▸ **Data to use**:

+-------+

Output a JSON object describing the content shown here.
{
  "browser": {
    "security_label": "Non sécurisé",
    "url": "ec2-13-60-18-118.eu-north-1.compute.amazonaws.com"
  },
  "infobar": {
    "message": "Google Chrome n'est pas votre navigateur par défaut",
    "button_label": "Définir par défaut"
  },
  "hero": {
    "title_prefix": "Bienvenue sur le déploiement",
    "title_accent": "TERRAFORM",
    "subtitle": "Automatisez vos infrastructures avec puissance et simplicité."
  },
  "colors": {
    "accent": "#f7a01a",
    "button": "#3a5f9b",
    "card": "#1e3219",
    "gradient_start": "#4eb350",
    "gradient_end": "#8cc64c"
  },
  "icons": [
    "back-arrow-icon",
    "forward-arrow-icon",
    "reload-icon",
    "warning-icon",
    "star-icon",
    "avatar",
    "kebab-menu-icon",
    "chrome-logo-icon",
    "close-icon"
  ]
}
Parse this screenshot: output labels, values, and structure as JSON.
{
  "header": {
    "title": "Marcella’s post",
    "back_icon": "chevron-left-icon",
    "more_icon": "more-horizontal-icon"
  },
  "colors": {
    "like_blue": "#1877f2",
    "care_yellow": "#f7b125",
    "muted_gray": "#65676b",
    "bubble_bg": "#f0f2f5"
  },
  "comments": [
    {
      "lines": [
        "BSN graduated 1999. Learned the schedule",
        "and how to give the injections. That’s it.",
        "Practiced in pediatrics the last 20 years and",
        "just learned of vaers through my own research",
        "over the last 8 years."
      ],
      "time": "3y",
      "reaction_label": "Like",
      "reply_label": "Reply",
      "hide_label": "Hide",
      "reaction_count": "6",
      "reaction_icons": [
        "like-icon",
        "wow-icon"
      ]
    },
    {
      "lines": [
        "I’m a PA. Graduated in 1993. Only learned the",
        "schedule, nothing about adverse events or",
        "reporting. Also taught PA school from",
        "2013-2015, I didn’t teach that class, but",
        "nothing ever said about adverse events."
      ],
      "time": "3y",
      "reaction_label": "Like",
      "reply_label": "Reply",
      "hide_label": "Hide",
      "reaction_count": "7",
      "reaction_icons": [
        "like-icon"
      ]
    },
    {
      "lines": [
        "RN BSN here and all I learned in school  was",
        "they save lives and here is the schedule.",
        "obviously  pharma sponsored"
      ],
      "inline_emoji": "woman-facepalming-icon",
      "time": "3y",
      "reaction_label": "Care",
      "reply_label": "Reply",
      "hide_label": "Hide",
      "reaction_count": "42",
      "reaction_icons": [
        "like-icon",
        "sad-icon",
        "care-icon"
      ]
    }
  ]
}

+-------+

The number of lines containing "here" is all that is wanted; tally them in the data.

▸ **Solution to the problem**: 3